[Recorded data]

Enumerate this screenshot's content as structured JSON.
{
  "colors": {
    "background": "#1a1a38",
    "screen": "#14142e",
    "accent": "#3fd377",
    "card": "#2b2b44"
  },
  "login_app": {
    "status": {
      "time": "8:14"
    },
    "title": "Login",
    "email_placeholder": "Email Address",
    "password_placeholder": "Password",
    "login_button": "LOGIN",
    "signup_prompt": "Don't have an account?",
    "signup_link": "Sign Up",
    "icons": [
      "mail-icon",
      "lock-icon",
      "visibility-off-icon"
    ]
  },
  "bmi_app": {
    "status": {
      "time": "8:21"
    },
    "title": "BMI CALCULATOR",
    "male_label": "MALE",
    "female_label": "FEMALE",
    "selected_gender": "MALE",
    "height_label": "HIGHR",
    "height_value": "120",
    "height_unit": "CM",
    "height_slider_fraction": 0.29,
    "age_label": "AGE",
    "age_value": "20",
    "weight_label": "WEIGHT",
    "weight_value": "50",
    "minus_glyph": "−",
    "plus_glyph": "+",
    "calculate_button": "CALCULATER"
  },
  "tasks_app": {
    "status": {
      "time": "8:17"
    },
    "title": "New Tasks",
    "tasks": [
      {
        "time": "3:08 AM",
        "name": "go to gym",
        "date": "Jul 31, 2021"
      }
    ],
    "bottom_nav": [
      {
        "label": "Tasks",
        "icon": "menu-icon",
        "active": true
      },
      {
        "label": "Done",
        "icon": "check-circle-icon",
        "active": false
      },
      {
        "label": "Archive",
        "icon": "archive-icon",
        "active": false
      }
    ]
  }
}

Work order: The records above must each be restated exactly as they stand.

Response below:
Enumerate this screenshot's content as structured JSON.
{
  "colors": {
    "background": "#1a1a38",
    "screen": "#14142e",
    "accent": "#3fd377",
    "card": "#2b2b44"
  },
  "login_app": {
    "status": {
      "time": "8:14"
    },
    "title": "Login",
    "email_placeholder": "Email Address",
    "password_placeholder": "Password",
    "login_button": "LOGIN",
    "signup_prompt": "Don't have an account?",
    "signup_link": "Sign Up",
    "icons": [
      "mail-icon",
      "lock-icon",
      "visibility-off-icon"
    ]
  },
  "bmi_app": {
    "status": {
      "time": "8:21"
    },
    "title": "BMI CALCULATOR",
    "male_label": "MALE",
    "female_label": "FEMALE",
    "selected_gender": "MALE",
    "height_label": "HIGHR",
    "height_value": "120",
    "height_unit": "CM",
    "height_slider_fraction": 0.29,
    "age_label": "AGE",
    "age_value": "20",
    "weight_label": "WEIGHT",
    "weight_value": "50",
    "minus_glyph": "−",
    "plus_glyph": "+",
    "calculate_button": "CALCULATER"
  },
  "tasks_app": {
    "status": {
      "time": "8:17"
    },
    "title": "New Tasks",
    "tasks": [
      {
        "time": "3:08 AM",
        "name": "go to gym",
        "date": "Jul 31, 2021"
      }
    ],
    "bottom_nav": [
      {
        "label": "Tasks",
        "icon": "menu-icon",
        "active": true
      },
      {
        "label": "Done",
        "icon": "check-circle-icon",
        "active": false
      },
      {
        "label": "Archive",
        "icon": "archive-icon",
        "active": false
      }
    ]
  }
}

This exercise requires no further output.